What you have to do >>
The following listing has lines to check for the word "sender"; give only the number of lines that contain it.

Data supplied >>
※ ※ ※
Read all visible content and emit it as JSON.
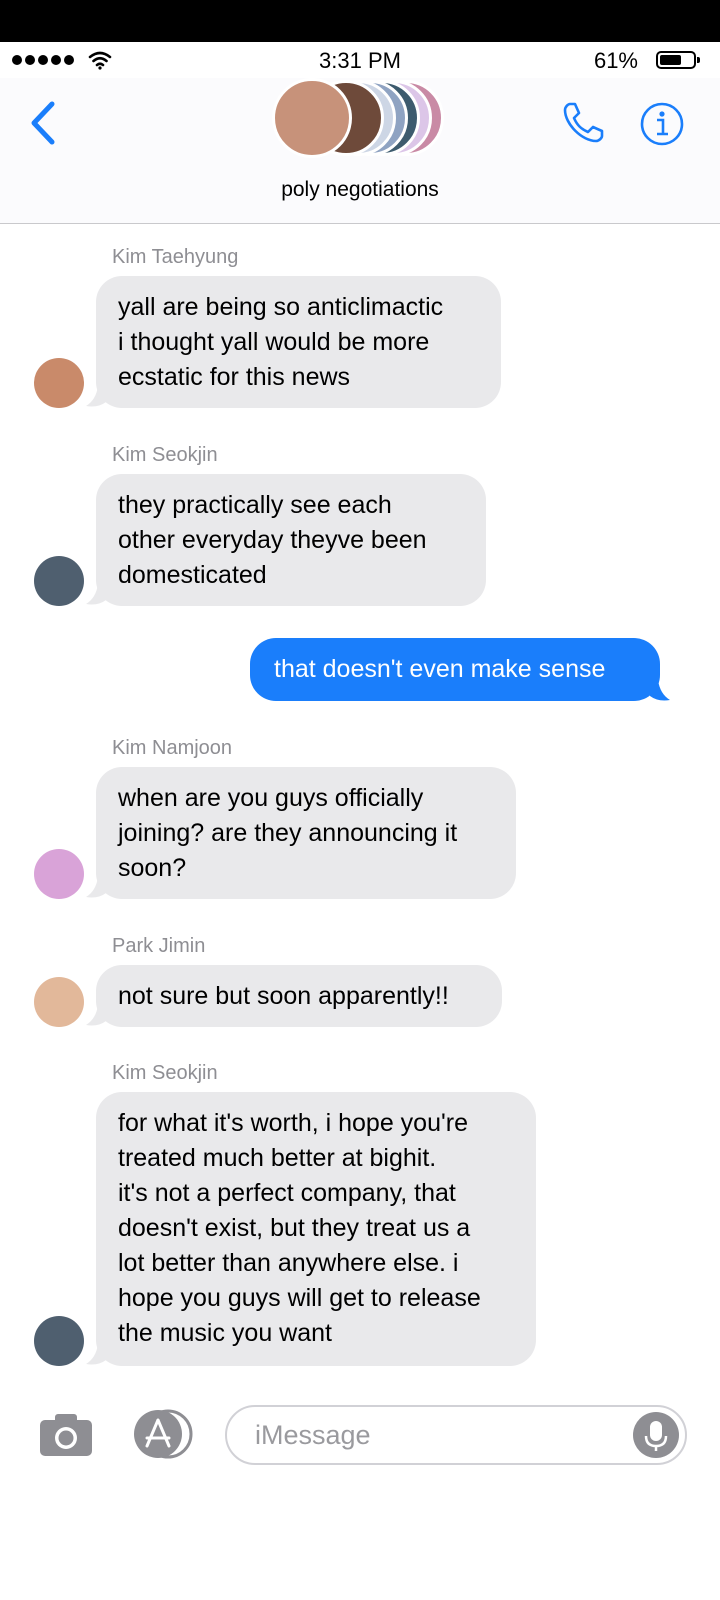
{
  "status_bar": {
    "time": "3:31 PM",
    "battery": "61%"
  },
  "header": {
    "title": "poly negotiations",
    "avatar_colors": [
      "#c98aa5",
      "#dcc6e8",
      "#3d5b6e",
      "#8fa3c2",
      "#cdd6e5",
      "#6e4a3a",
      "#c7927a"
    ]
  },
  "messages": [
    {
      "sender": "Kim Taehyung",
      "lines": [
        "yall are being so anticlimactic",
        "i thought yall would be more",
        "ecstatic for this news"
      ]
    },
    {
      "sender": "Kim Seokjin",
      "lines": [
        "they practically see each",
        "other everyday theyve been",
        "domesticated"
      ]
    },
    {
      "outgoing": "that doesn't even make sense"
    },
    {
      "sender": "Kim Namjoon",
      "lines": [
        "when are you guys officially",
        "joining? are they announcing it",
        "soon?"
      ]
    },
    {
      "sender": "Park Jimin",
      "lines": [
        "not sure but soon apparently!!"
      ]
    },
    {
      "sender": "Kim Seokjin",
      "lines": [
        "for what it's worth, i hope you're",
        "treated much better at bighit.",
        "it's not a perfect company, that",
        "doesn't exist, but they treat us a",
        "lot better than anywhere else. i",
        "hope you guys will get to release",
        "the music you want"
      ]
    }
  ],
  "input": {
    "placeholder": "iMessage"
  },
  "colors": {
    "accent": "#1a7efb",
    "incoming_bubble": "#e9e9eb"
  }
}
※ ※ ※
Result of the exercise >>
5